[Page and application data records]
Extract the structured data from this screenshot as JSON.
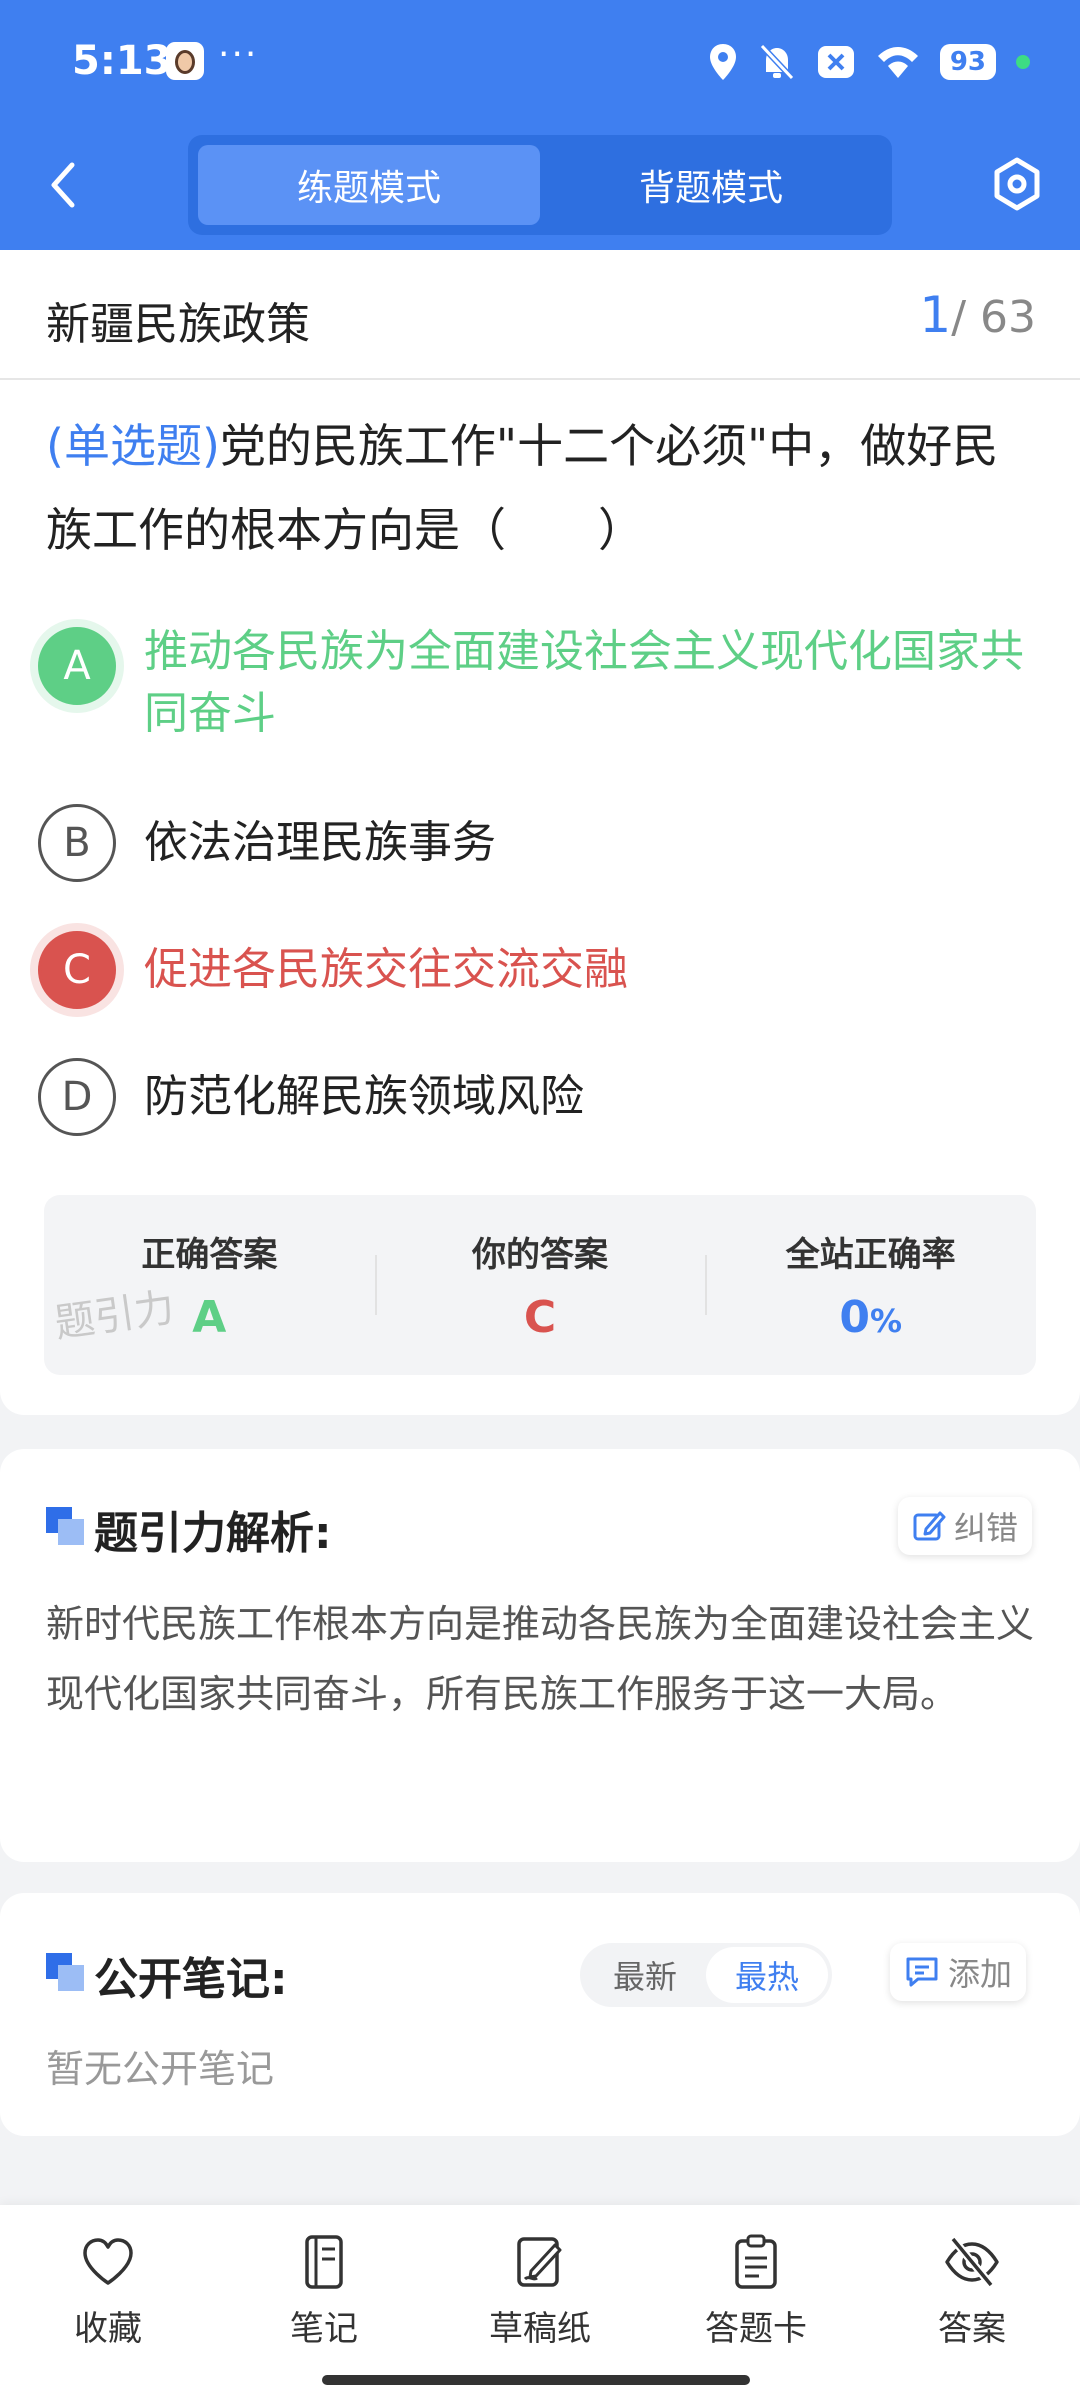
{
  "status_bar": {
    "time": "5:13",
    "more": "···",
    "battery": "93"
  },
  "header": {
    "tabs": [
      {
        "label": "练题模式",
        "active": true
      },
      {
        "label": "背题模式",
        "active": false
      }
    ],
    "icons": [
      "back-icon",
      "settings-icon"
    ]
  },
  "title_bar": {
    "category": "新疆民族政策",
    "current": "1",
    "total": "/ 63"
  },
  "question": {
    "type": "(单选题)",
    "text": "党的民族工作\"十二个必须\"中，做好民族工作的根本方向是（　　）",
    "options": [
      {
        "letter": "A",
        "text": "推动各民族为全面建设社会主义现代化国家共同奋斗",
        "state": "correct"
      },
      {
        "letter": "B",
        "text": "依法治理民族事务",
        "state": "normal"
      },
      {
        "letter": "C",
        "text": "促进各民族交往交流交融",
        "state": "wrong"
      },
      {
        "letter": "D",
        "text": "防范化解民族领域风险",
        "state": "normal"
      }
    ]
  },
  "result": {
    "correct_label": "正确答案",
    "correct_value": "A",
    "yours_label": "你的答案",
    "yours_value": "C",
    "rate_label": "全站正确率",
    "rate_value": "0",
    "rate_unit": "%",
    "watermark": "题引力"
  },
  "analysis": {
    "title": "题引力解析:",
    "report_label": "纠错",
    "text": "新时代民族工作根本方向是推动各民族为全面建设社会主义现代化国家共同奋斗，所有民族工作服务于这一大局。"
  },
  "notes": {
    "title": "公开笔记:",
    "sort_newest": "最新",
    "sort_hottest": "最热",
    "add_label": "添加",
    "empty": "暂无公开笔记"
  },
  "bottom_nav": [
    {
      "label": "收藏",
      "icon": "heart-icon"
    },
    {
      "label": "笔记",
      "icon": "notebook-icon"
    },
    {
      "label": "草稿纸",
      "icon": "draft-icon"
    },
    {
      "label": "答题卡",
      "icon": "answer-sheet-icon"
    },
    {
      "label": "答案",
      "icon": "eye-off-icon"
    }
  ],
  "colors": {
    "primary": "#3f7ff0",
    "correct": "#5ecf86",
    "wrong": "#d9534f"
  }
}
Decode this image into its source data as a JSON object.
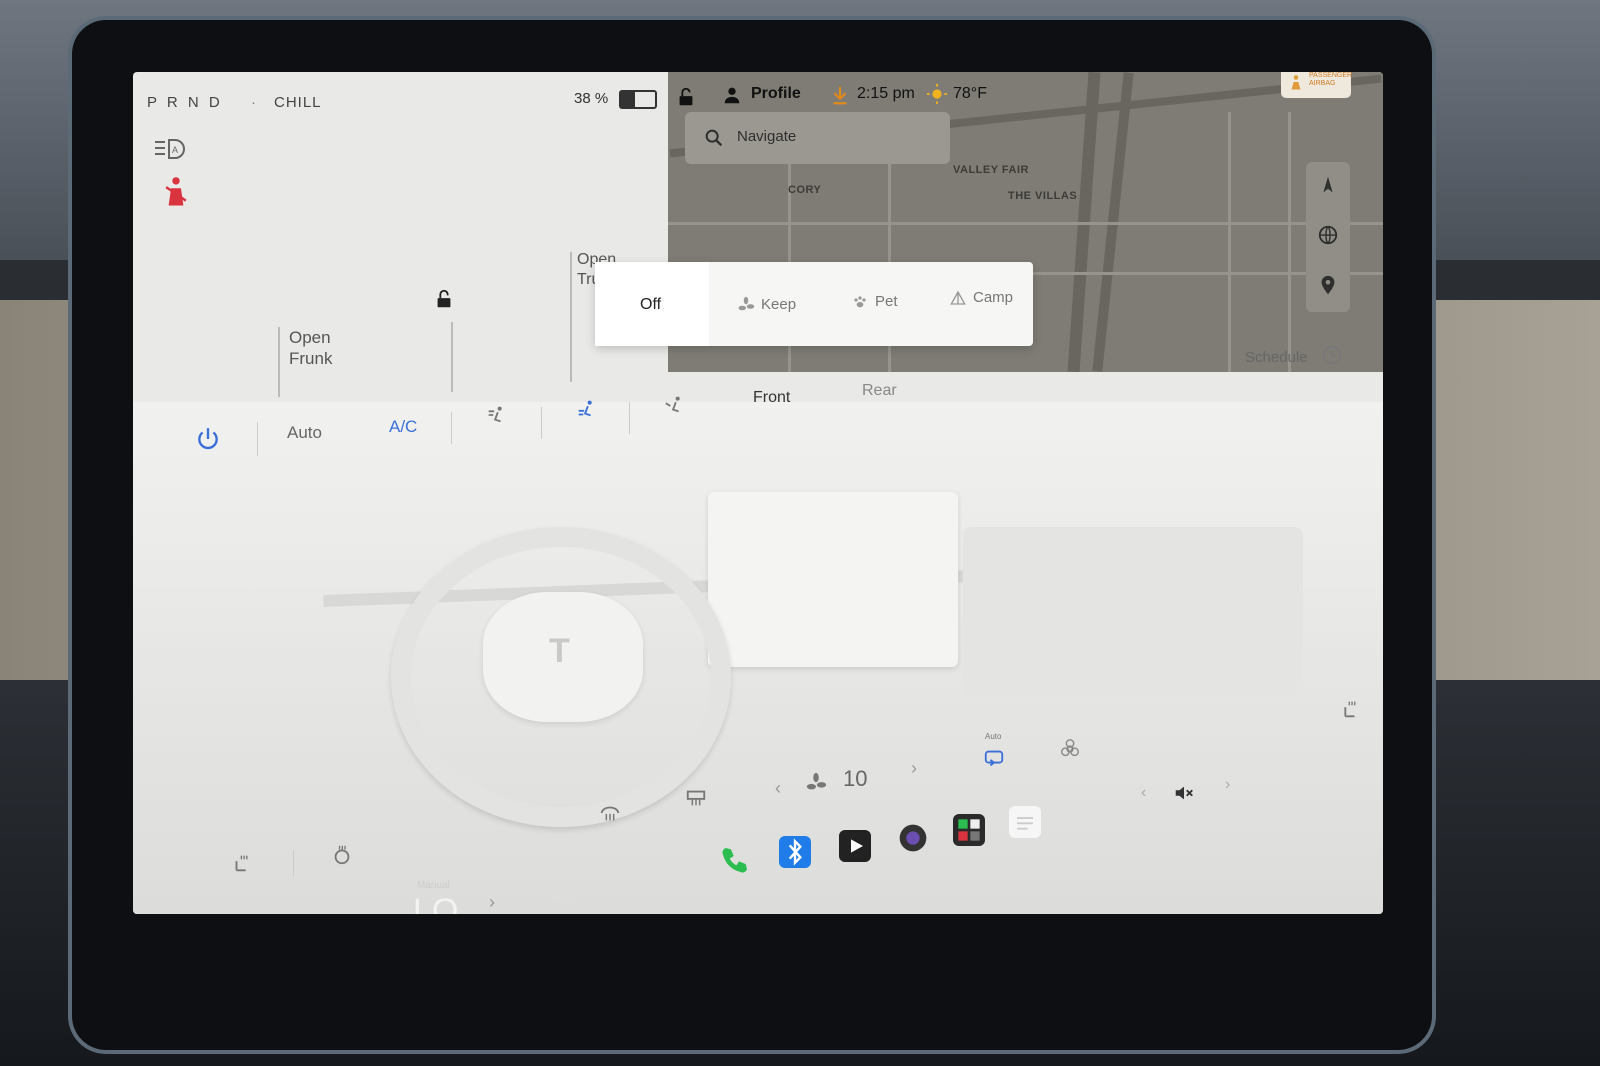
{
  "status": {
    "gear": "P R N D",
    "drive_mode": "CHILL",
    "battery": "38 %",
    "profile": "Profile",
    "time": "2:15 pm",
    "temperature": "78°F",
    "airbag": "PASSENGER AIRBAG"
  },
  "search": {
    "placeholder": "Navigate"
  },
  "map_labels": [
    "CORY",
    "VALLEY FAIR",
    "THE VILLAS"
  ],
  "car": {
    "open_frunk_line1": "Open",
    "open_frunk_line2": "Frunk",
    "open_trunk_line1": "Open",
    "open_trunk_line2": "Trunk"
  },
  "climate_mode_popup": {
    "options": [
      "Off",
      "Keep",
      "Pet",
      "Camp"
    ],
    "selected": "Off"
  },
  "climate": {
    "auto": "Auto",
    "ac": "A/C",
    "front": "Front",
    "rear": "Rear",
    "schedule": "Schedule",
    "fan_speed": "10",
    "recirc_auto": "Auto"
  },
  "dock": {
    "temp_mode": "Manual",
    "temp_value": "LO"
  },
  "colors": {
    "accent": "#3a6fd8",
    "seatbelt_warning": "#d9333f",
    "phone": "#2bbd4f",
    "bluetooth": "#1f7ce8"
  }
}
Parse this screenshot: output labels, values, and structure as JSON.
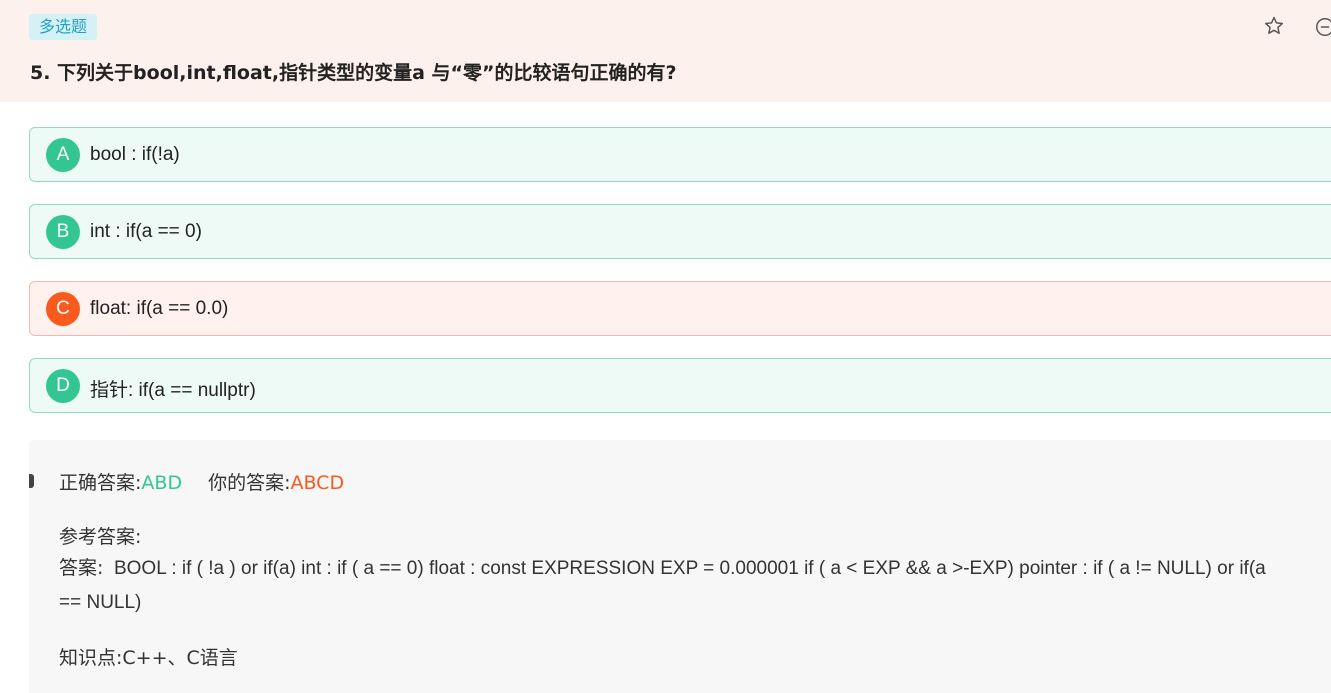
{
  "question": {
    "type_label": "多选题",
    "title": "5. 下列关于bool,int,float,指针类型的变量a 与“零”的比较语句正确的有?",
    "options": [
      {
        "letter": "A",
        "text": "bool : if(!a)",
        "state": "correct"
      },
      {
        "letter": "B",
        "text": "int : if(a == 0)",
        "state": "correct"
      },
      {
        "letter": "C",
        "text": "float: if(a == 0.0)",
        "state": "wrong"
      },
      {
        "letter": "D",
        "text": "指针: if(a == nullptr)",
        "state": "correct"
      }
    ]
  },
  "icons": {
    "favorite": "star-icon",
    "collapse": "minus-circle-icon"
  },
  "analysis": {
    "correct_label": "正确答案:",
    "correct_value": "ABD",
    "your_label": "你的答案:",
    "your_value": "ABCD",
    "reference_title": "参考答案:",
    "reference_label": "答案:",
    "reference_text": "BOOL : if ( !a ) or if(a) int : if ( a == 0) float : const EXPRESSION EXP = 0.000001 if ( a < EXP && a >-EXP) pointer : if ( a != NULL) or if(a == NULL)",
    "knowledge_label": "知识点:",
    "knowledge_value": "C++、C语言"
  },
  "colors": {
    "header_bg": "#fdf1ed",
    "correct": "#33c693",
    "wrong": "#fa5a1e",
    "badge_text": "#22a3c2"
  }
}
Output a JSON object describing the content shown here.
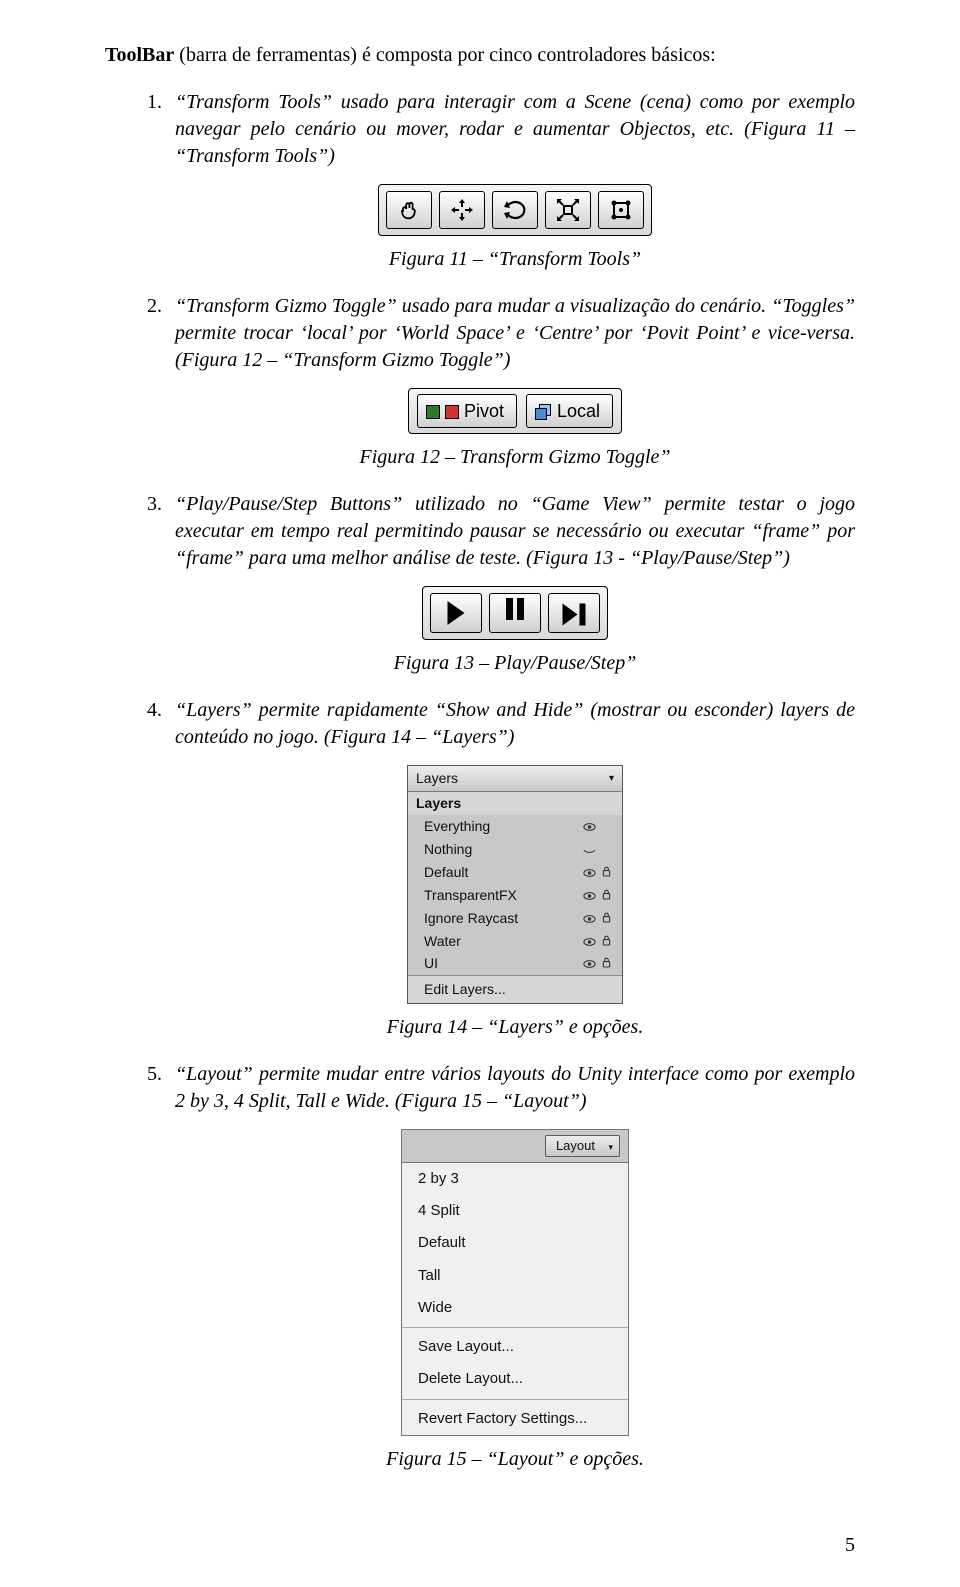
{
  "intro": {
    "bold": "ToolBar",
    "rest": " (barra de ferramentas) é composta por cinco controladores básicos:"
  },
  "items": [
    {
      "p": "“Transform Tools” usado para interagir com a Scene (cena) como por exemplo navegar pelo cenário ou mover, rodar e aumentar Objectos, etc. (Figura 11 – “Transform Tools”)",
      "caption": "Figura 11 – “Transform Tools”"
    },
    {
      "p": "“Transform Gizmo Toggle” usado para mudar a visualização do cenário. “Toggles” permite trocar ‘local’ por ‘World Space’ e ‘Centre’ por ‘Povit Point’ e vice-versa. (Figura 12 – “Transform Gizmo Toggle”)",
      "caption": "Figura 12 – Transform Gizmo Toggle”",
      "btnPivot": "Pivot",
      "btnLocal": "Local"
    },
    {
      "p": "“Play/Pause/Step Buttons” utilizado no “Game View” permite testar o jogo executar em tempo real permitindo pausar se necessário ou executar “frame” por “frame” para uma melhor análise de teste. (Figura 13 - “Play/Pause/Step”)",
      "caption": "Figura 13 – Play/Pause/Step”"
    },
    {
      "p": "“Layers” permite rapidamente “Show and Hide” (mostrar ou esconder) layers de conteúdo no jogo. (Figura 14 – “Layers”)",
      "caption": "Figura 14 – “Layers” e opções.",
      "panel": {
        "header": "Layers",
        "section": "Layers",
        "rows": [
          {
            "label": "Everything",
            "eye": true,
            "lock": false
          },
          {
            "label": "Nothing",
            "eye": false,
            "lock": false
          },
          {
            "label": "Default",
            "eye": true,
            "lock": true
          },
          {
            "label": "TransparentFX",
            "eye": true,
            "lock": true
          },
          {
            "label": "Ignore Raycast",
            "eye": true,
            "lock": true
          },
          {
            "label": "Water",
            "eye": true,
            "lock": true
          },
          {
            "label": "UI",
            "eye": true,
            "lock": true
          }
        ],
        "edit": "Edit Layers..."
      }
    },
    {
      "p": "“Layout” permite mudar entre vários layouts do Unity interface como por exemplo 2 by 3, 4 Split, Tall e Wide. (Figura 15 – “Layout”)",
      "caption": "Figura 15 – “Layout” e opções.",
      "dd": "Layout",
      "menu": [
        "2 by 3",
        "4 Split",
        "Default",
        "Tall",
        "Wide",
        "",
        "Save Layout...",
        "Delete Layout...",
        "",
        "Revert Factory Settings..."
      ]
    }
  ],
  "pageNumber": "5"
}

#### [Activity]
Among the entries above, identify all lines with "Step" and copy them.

#### [Response area]
      "p": "“Play/Pause/Step Buttons” utilizado no “Game View” permite testar o jogo executar em tempo real permitindo pausar se necessário ou executar “frame” por “frame” para uma melhor análise de teste. (Figura 13 - “Play/Pause/Step”)",
      "caption": "Figura 13 – Play/Pause/Step”"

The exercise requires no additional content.